  • Potential Challenges: Your income and attractiveness to potential tenants can be largely dependent on things like location and parking. Depending on the types of businesses you lease to, you may need to spend money initially on modifications or improvements.

 
Retail Space. Retail properties are the buildings that house restaurants and shops. They can vary drastically in size ranging from a space large enough for a major big-box retailer to small spaces for local boutiques.

  • Benefits: Provided you do your research and purchase a property with great investment potential and keep up tenant relations, you’ll enjoy low tenant turnover and reliable income.
  • Potential Challenges: Acquiring tenants and getting the best rent possible is largely dependent on location, foot traffic, and parking. Retail is one of the first things to suffer in an economic downturn, so you’ll want to ensure you money set aside for emergencies. You’ll also likely spend more on visual upkeep both inside and outside the units since these businesses rely on visiting customers.
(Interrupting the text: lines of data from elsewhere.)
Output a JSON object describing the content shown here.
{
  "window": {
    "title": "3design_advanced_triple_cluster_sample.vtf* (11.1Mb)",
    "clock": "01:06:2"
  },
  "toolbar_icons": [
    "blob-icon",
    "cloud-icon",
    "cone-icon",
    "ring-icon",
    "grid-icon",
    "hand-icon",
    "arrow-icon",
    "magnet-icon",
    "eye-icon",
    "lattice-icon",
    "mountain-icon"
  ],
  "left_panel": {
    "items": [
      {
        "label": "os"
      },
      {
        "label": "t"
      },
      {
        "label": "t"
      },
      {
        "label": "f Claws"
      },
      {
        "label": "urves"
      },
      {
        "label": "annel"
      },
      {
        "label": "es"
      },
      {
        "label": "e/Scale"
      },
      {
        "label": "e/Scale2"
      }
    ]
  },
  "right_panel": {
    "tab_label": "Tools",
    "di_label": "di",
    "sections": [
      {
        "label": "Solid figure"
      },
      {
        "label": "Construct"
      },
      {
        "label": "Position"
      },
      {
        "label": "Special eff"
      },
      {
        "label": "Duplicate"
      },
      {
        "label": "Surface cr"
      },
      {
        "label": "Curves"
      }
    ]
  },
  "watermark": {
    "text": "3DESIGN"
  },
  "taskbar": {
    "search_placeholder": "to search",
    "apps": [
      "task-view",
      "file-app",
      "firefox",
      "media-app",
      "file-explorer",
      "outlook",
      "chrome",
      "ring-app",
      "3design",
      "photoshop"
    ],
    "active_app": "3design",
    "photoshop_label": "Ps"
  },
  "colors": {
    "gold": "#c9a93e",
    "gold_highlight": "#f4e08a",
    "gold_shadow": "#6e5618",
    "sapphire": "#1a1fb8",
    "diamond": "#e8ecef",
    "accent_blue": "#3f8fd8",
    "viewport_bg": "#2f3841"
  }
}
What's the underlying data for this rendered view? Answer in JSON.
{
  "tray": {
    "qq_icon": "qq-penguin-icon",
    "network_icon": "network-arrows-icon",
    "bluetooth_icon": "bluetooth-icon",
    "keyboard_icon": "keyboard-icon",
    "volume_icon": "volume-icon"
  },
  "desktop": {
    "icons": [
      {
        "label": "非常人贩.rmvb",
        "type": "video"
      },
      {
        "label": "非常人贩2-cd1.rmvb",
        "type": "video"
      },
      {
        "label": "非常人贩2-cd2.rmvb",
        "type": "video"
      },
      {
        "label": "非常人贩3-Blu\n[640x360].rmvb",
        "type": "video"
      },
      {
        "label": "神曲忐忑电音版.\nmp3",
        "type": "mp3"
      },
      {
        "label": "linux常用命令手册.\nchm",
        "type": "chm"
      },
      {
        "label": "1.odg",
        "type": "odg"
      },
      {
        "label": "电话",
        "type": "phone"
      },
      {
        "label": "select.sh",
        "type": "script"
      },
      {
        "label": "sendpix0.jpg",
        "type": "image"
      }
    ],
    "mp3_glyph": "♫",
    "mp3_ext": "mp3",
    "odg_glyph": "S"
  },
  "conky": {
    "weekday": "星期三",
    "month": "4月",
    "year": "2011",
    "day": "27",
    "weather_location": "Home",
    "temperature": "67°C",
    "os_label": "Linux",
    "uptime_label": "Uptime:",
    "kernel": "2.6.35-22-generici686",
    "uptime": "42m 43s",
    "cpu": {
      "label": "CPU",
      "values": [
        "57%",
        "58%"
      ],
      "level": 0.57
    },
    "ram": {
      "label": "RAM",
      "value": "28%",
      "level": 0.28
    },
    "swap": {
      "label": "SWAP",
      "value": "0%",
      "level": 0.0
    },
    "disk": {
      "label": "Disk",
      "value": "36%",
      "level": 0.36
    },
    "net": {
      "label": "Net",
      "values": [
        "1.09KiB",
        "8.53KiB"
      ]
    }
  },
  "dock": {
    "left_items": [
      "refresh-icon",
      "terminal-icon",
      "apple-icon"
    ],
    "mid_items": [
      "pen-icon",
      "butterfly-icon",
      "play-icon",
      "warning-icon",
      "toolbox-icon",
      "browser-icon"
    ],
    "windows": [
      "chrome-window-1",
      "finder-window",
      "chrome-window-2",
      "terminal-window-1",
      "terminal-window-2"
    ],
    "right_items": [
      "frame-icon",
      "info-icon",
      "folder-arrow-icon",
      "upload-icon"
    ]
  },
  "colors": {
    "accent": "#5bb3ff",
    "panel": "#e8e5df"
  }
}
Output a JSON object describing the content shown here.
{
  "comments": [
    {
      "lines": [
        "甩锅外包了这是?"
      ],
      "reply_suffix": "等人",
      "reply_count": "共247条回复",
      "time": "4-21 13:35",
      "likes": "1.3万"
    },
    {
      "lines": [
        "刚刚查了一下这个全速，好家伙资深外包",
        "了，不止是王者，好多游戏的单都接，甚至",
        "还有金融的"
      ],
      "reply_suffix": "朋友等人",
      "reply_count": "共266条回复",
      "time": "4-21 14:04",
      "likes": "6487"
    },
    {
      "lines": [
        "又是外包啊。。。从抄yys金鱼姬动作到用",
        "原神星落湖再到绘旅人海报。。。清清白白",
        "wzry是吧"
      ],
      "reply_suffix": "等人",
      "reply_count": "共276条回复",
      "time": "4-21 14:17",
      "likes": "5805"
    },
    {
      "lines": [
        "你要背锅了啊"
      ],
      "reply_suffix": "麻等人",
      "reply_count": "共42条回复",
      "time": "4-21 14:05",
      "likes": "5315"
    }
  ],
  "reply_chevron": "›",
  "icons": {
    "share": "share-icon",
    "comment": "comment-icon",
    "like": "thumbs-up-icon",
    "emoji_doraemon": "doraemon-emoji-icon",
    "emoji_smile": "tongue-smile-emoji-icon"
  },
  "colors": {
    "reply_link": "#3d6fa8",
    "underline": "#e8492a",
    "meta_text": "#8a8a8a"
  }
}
Industrial.
The Lowcountry is seeing much more industrial space and we have a past post all about investing in this growing market: Should You Invest In Industrial Space in the Lowcountry? Industrial commercial properties are usually located further away from busiest parts of the city but are still convenient for employees and business operations. Industrial facilities can house operations for many types of tenants and include space for manufacturing, warehouse, assembly, and more.

  • Benefits: While all investments come with inherent risks, industrial real estate tends to be more recession-proof than other property types. Many industrial leases have reliable tenants and longer leases. They also generally require less hands-on management time and often have lower operating costs.
  • Potential Challenges: Because tenants all have unique needs, you may need to invest to build out the space accordingly. This can make it harder to flip for a new tenant down the road.


Multi-family Housing.
This segment of commercial real estate includes all types of residential real estate that is not single-family homes including apartments, condos, and townhomes. Similar to office buildings, many multifamily properties are also classified into Class A, B or C.

  • Benefits: When managed correctly, multi-family real estate investments consistently generate strong cash flow every month and generally hold long-term value.
  • Potential Challenges: Properties that serve as homes to multiple tenants can take a lot of time to manage. They are also subject to stronger regulations than single-family homes and it can be difficult to find a suitable property as the availability is lower than other types of commercial spaces.

 



Comments (0)

Be the first to comment on this post!

Post a Comment

Email not published - will display gravatar if available